Information provided START
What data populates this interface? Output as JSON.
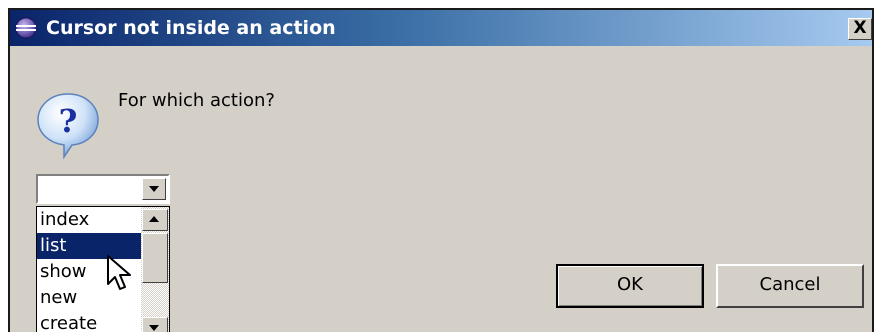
{
  "window": {
    "title": "Cursor not inside an action",
    "close_label": "X"
  },
  "dialog": {
    "message": "For which action?",
    "icon": "question-icon"
  },
  "combo": {
    "value": "",
    "options": [
      {
        "label": "index",
        "selected": false
      },
      {
        "label": "list",
        "selected": true
      },
      {
        "label": "show",
        "selected": false
      },
      {
        "label": "new",
        "selected": false
      },
      {
        "label": "create",
        "selected": false
      }
    ]
  },
  "buttons": {
    "ok_label": "OK",
    "cancel_label": "Cancel"
  },
  "colors": {
    "title_start": "#0a246a",
    "title_end": "#a6caf0",
    "selection": "#0a246a",
    "face": "#d4d0c8"
  }
}
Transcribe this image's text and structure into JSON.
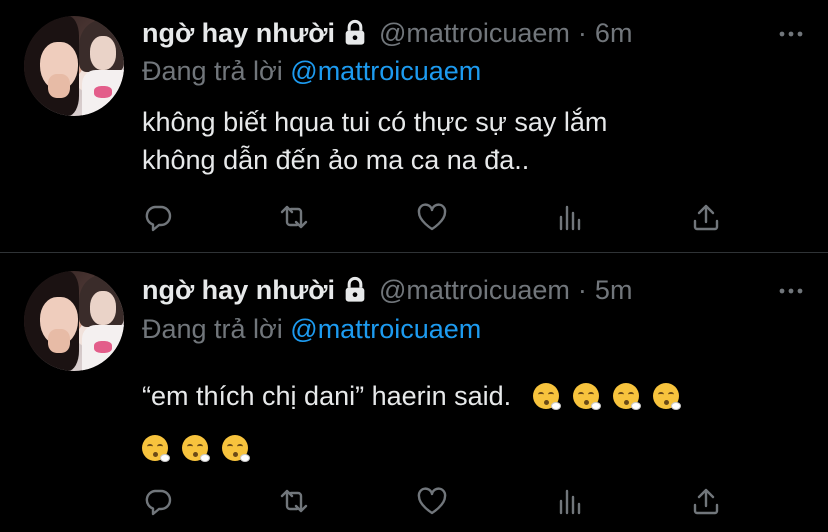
{
  "colors": {
    "background": "#000000",
    "text": "#e7e9ea",
    "muted": "#71767b",
    "mention": "#1d9bf0",
    "divider": "#2f3336"
  },
  "tweets": [
    {
      "display_name": "ngờ hay nhười",
      "handle": "@mattroicuaem",
      "separator": "·",
      "time": "6m",
      "reply_prefix": "Đang trả lời",
      "reply_to": "@mattroicuaem",
      "text_lines": [
        "không biết hqua tui có thực sự say lắm",
        "không dẫn đến ảo ma ca na đa.."
      ],
      "icons": [
        "lock-icon",
        "more-icon",
        "reply-icon",
        "retweet-icon",
        "like-icon",
        "views-icon",
        "share-icon"
      ]
    },
    {
      "display_name": "ngờ hay nhười",
      "handle": "@mattroicuaem",
      "separator": "·",
      "time": "5m",
      "reply_prefix": "Đang trả lời",
      "reply_to": "@mattroicuaem",
      "text": "“em thích chị dani” haerin said.",
      "emoji_count": 7,
      "emoji_name": "face-exhaling-emoji",
      "icons": [
        "lock-icon",
        "more-icon",
        "reply-icon",
        "retweet-icon",
        "like-icon",
        "views-icon",
        "share-icon"
      ]
    }
  ]
}
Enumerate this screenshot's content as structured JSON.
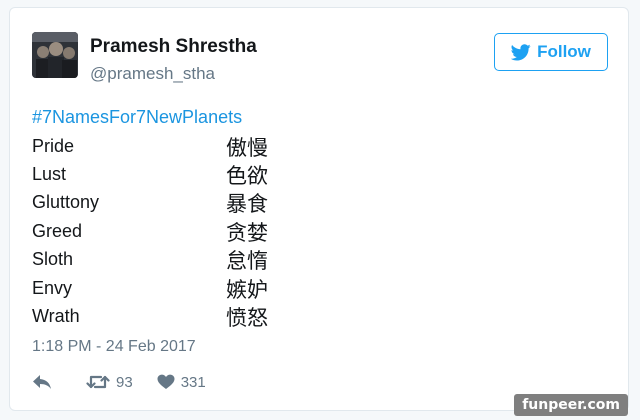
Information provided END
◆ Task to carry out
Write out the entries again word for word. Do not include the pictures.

◆ Answer section
What data populates this interface? Output as JSON.
{
  "window": {
    "title": "Cursor not inside an action",
    "close_label": "X"
  },
  "dialog": {
    "message": "For which action?",
    "icon": "question-icon"
  },
  "combo": {
    "value": "",
    "options": [
      {
        "label": "index",
        "selected": false
      },
      {
        "label": "list",
        "selected": true
      },
      {
        "label": "show",
        "selected": false
      },
      {
        "label": "new",
        "selected": false
      },
      {
        "label": "create",
        "selected": false
      }
    ]
  },
  "buttons": {
    "ok_label": "OK",
    "cancel_label": "Cancel"
  },
  "colors": {
    "title_start": "#0a246a",
    "title_end": "#a6caf0",
    "selection": "#0a246a",
    "face": "#d4d0c8"
  }
}
Transcribe this image's text and structure into JSON.
{
  "colors": {
    "background": "#000000",
    "text": "#e7e9ea",
    "muted": "#71767b",
    "mention": "#1d9bf0",
    "divider": "#2f3336"
  },
  "tweets": [
    {
      "display_name": "ngờ hay nhười",
      "handle": "@mattroicuaem",
      "separator": "·",
      "time": "6m",
      "reply_prefix": "Đang trả lời",
      "reply_to": "@mattroicuaem",
      "text_lines": [
        "không biết hqua tui có thực sự say lắm",
        "không dẫn đến ảo ma ca na đa.."
      ],
      "icons": [
        "lock-icon",
        "more-icon",
        "reply-icon",
        "retweet-icon",
        "like-icon",
        "views-icon",
        "share-icon"
      ]
    },
    {
      "display_name": "ngờ hay nhười",
      "handle": "@mattroicuaem",
      "separator": "·",
      "time": "5m",
      "reply_prefix": "Đang trả lời",
      "reply_to": "@mattroicuaem",
      "text": "“em thích chị dani” haerin said.",
      "emoji_count": 7,
      "emoji_name": "face-exhaling-emoji",
      "icons": [
        "lock-icon",
        "more-icon",
        "reply-icon",
        "retweet-icon",
        "like-icon",
        "views-icon",
        "share-icon"
      ]
    }
  ]
}
Enumerate this screenshot's content as structured JSON.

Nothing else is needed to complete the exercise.